Ignore its hex, you only need to use 3 of the window comparators.

Feature Description The LMV7231 Hex Window Comparator with 1.5% precision can accurately monitor up to 6 power rails or batteries at one time. The input and output voltages of the device can exceed the supply voltage, V+, of the comparator, and can be up to the maximum ratings listed in the Absolute Maximum Ratings without causing damage or performance degradation. The typical microcontroller input pin with crowbar diode ESD protection circuitry does not allow the input to go above V+, and thus its usefulness is limited in power supply supervision
This would allow you to do DickCappels solution in one chip.

If you go here and filter to "window", "quad", there are other possibilities.

https://www.mouser.com/Semiconductors/Amplifier-ICs/Analog-Comparators/_/N-cib1w?P=1yyv6ooZ1yzvta6

Regards, Dana.

Last edited:

#### eetech00

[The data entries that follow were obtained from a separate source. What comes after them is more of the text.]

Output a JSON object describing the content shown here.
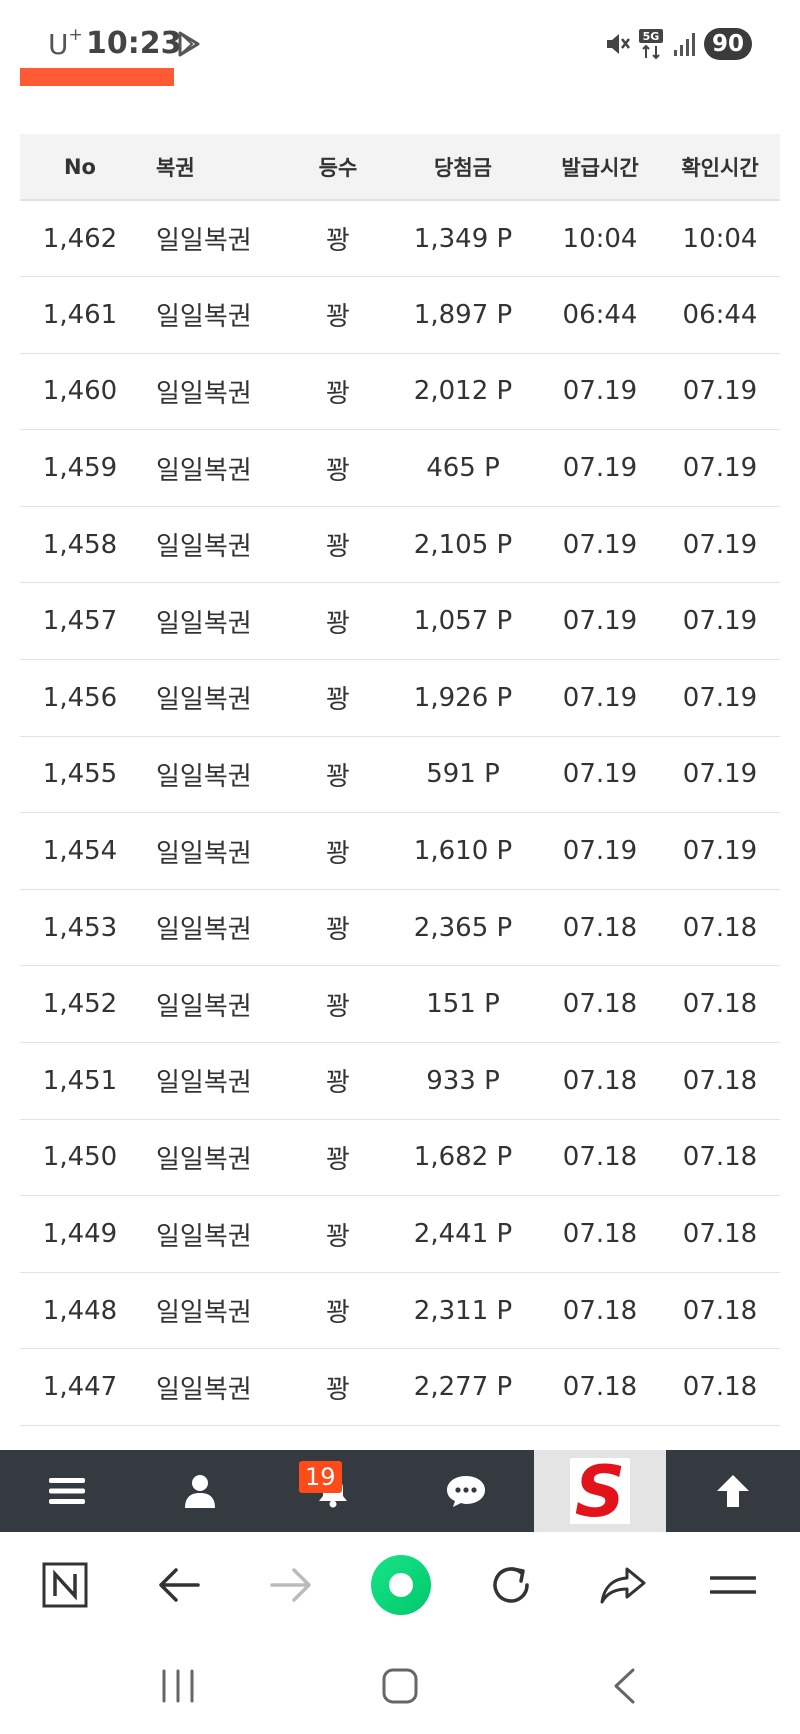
{
  "status_bar": {
    "carrier": "U",
    "carrier_sup": "+",
    "time": "10:23",
    "battery": "90",
    "network_label": "5G"
  },
  "table": {
    "headers": [
      "No",
      "복권",
      "등수",
      "당첨금",
      "발급시간",
      "확인시간"
    ],
    "rows": [
      [
        "1,462",
        "일일복권",
        "꽝",
        "1,349 P",
        "10:04",
        "10:04"
      ],
      [
        "1,461",
        "일일복권",
        "꽝",
        "1,897 P",
        "06:44",
        "06:44"
      ],
      [
        "1,460",
        "일일복권",
        "꽝",
        "2,012 P",
        "07.19",
        "07.19"
      ],
      [
        "1,459",
        "일일복권",
        "꽝",
        "465 P",
        "07.19",
        "07.19"
      ],
      [
        "1,458",
        "일일복권",
        "꽝",
        "2,105 P",
        "07.19",
        "07.19"
      ],
      [
        "1,457",
        "일일복권",
        "꽝",
        "1,057 P",
        "07.19",
        "07.19"
      ],
      [
        "1,456",
        "일일복권",
        "꽝",
        "1,926 P",
        "07.19",
        "07.19"
      ],
      [
        "1,455",
        "일일복권",
        "꽝",
        "591 P",
        "07.19",
        "07.19"
      ],
      [
        "1,454",
        "일일복권",
        "꽝",
        "1,610 P",
        "07.19",
        "07.19"
      ],
      [
        "1,453",
        "일일복권",
        "꽝",
        "2,365 P",
        "07.18",
        "07.18"
      ],
      [
        "1,452",
        "일일복권",
        "꽝",
        "151 P",
        "07.18",
        "07.18"
      ],
      [
        "1,451",
        "일일복권",
        "꽝",
        "933 P",
        "07.18",
        "07.18"
      ],
      [
        "1,450",
        "일일복권",
        "꽝",
        "1,682 P",
        "07.18",
        "07.18"
      ],
      [
        "1,449",
        "일일복권",
        "꽝",
        "2,441 P",
        "07.18",
        "07.18"
      ],
      [
        "1,448",
        "일일복권",
        "꽝",
        "2,311 P",
        "07.18",
        "07.18"
      ],
      [
        "1,447",
        "일일복권",
        "꽝",
        "2,277 P",
        "07.18",
        "07.18"
      ]
    ]
  },
  "site_toolbar": {
    "notification_count": "19",
    "logo_letter": "S",
    "icons": [
      "menu-icon",
      "user-icon",
      "bell-icon",
      "chat-icon",
      "site-logo",
      "arrow-up-icon"
    ]
  },
  "browser_bar": {
    "icons": [
      "naver-n-icon",
      "back-arrow-icon",
      "forward-arrow-icon",
      "green-dot-home-icon",
      "reload-icon",
      "share-icon",
      "browser-menu-icon"
    ]
  },
  "colors": {
    "accent_orange": "#ff5a36",
    "toolbar_bg": "#343a40",
    "badge": "#ff4a1a",
    "green_button": "#1ee07f",
    "logo_red": "#e3121b"
  }
}
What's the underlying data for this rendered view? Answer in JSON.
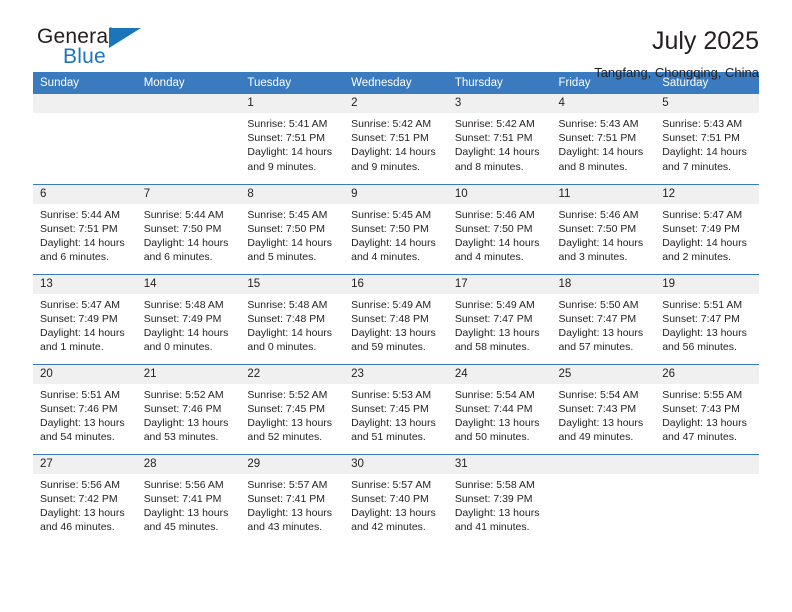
{
  "brand": {
    "name_top": "General",
    "name_bottom": "Blue",
    "triangle_icon": "triangle-icon",
    "accent_color": "#1b75bb"
  },
  "header": {
    "title": "July 2025",
    "subtitle": "Tangfang, Chongqing, China"
  },
  "calendar": {
    "header_bg": "#3a7bbf",
    "daynum_bg": "#f0f0f0",
    "weekday_headers": [
      "Sunday",
      "Monday",
      "Tuesday",
      "Wednesday",
      "Thursday",
      "Friday",
      "Saturday"
    ],
    "weeks": [
      [
        {
          "day": "",
          "sunrise": "",
          "sunset": "",
          "daylight": ""
        },
        {
          "day": "",
          "sunrise": "",
          "sunset": "",
          "daylight": ""
        },
        {
          "day": "1",
          "sunrise": "Sunrise: 5:41 AM",
          "sunset": "Sunset: 7:51 PM",
          "daylight": "Daylight: 14 hours and 9 minutes."
        },
        {
          "day": "2",
          "sunrise": "Sunrise: 5:42 AM",
          "sunset": "Sunset: 7:51 PM",
          "daylight": "Daylight: 14 hours and 9 minutes."
        },
        {
          "day": "3",
          "sunrise": "Sunrise: 5:42 AM",
          "sunset": "Sunset: 7:51 PM",
          "daylight": "Daylight: 14 hours and 8 minutes."
        },
        {
          "day": "4",
          "sunrise": "Sunrise: 5:43 AM",
          "sunset": "Sunset: 7:51 PM",
          "daylight": "Daylight: 14 hours and 8 minutes."
        },
        {
          "day": "5",
          "sunrise": "Sunrise: 5:43 AM",
          "sunset": "Sunset: 7:51 PM",
          "daylight": "Daylight: 14 hours and 7 minutes."
        }
      ],
      [
        {
          "day": "6",
          "sunrise": "Sunrise: 5:44 AM",
          "sunset": "Sunset: 7:51 PM",
          "daylight": "Daylight: 14 hours and 6 minutes."
        },
        {
          "day": "7",
          "sunrise": "Sunrise: 5:44 AM",
          "sunset": "Sunset: 7:50 PM",
          "daylight": "Daylight: 14 hours and 6 minutes."
        },
        {
          "day": "8",
          "sunrise": "Sunrise: 5:45 AM",
          "sunset": "Sunset: 7:50 PM",
          "daylight": "Daylight: 14 hours and 5 minutes."
        },
        {
          "day": "9",
          "sunrise": "Sunrise: 5:45 AM",
          "sunset": "Sunset: 7:50 PM",
          "daylight": "Daylight: 14 hours and 4 minutes."
        },
        {
          "day": "10",
          "sunrise": "Sunrise: 5:46 AM",
          "sunset": "Sunset: 7:50 PM",
          "daylight": "Daylight: 14 hours and 4 minutes."
        },
        {
          "day": "11",
          "sunrise": "Sunrise: 5:46 AM",
          "sunset": "Sunset: 7:50 PM",
          "daylight": "Daylight: 14 hours and 3 minutes."
        },
        {
          "day": "12",
          "sunrise": "Sunrise: 5:47 AM",
          "sunset": "Sunset: 7:49 PM",
          "daylight": "Daylight: 14 hours and 2 minutes."
        }
      ],
      [
        {
          "day": "13",
          "sunrise": "Sunrise: 5:47 AM",
          "sunset": "Sunset: 7:49 PM",
          "daylight": "Daylight: 14 hours and 1 minute."
        },
        {
          "day": "14",
          "sunrise": "Sunrise: 5:48 AM",
          "sunset": "Sunset: 7:49 PM",
          "daylight": "Daylight: 14 hours and 0 minutes."
        },
        {
          "day": "15",
          "sunrise": "Sunrise: 5:48 AM",
          "sunset": "Sunset: 7:48 PM",
          "daylight": "Daylight: 14 hours and 0 minutes."
        },
        {
          "day": "16",
          "sunrise": "Sunrise: 5:49 AM",
          "sunset": "Sunset: 7:48 PM",
          "daylight": "Daylight: 13 hours and 59 minutes."
        },
        {
          "day": "17",
          "sunrise": "Sunrise: 5:49 AM",
          "sunset": "Sunset: 7:47 PM",
          "daylight": "Daylight: 13 hours and 58 minutes."
        },
        {
          "day": "18",
          "sunrise": "Sunrise: 5:50 AM",
          "sunset": "Sunset: 7:47 PM",
          "daylight": "Daylight: 13 hours and 57 minutes."
        },
        {
          "day": "19",
          "sunrise": "Sunrise: 5:51 AM",
          "sunset": "Sunset: 7:47 PM",
          "daylight": "Daylight: 13 hours and 56 minutes."
        }
      ],
      [
        {
          "day": "20",
          "sunrise": "Sunrise: 5:51 AM",
          "sunset": "Sunset: 7:46 PM",
          "daylight": "Daylight: 13 hours and 54 minutes."
        },
        {
          "day": "21",
          "sunrise": "Sunrise: 5:52 AM",
          "sunset": "Sunset: 7:46 PM",
          "daylight": "Daylight: 13 hours and 53 minutes."
        },
        {
          "day": "22",
          "sunrise": "Sunrise: 5:52 AM",
          "sunset": "Sunset: 7:45 PM",
          "daylight": "Daylight: 13 hours and 52 minutes."
        },
        {
          "day": "23",
          "sunrise": "Sunrise: 5:53 AM",
          "sunset": "Sunset: 7:45 PM",
          "daylight": "Daylight: 13 hours and 51 minutes."
        },
        {
          "day": "24",
          "sunrise": "Sunrise: 5:54 AM",
          "sunset": "Sunset: 7:44 PM",
          "daylight": "Daylight: 13 hours and 50 minutes."
        },
        {
          "day": "25",
          "sunrise": "Sunrise: 5:54 AM",
          "sunset": "Sunset: 7:43 PM",
          "daylight": "Daylight: 13 hours and 49 minutes."
        },
        {
          "day": "26",
          "sunrise": "Sunrise: 5:55 AM",
          "sunset": "Sunset: 7:43 PM",
          "daylight": "Daylight: 13 hours and 47 minutes."
        }
      ],
      [
        {
          "day": "27",
          "sunrise": "Sunrise: 5:56 AM",
          "sunset": "Sunset: 7:42 PM",
          "daylight": "Daylight: 13 hours and 46 minutes."
        },
        {
          "day": "28",
          "sunrise": "Sunrise: 5:56 AM",
          "sunset": "Sunset: 7:41 PM",
          "daylight": "Daylight: 13 hours and 45 minutes."
        },
        {
          "day": "29",
          "sunrise": "Sunrise: 5:57 AM",
          "sunset": "Sunset: 7:41 PM",
          "daylight": "Daylight: 13 hours and 43 minutes."
        },
        {
          "day": "30",
          "sunrise": "Sunrise: 5:57 AM",
          "sunset": "Sunset: 7:40 PM",
          "daylight": "Daylight: 13 hours and 42 minutes."
        },
        {
          "day": "31",
          "sunrise": "Sunrise: 5:58 AM",
          "sunset": "Sunset: 7:39 PM",
          "daylight": "Daylight: 13 hours and 41 minutes."
        },
        {
          "day": "",
          "sunrise": "",
          "sunset": "",
          "daylight": ""
        },
        {
          "day": "",
          "sunrise": "",
          "sunset": "",
          "daylight": ""
        }
      ]
    ]
  }
}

Joined Jun 8, 2013
1,966
Hi im new to this fourm and to electronics. Im an electrician by trade and enjoy designing electrical circuits but want to learn more about electronics.
I am looking to design a circuit that switches on 3 different leds depending on 3 pre set resistance values.

Hi

Study Ohms law and Kirchoffs law for DC circuits. That will give you a good foundation to understand the info being posted here.
There are some tutorial on the web..

Then start playing with voltage dividers. You’ll then be able to answer your own question.

eT

#### AshPant

Joined Sep 12, 2019
9
Thanks for the replys. I understand how to wire to diagrams but i think i need to do more study on dc laws as posted by eT to understand why
Is the resistor like a temperature sensor and you want cold, warm & hot indicators?
Im trying to make a polarity tester. We use resistor blocks with a different resistance on each cable to prove polarity is correct using an ohm meter between each wire.
Active to earth then active to neutral then earth to neutral. I would like to be able to just plug a 3 pin tester in and do all the tests at once.

#### ci139

Joined Jul 11, 2016
1,680
? one way to succeed only -- requires modding for user interface ...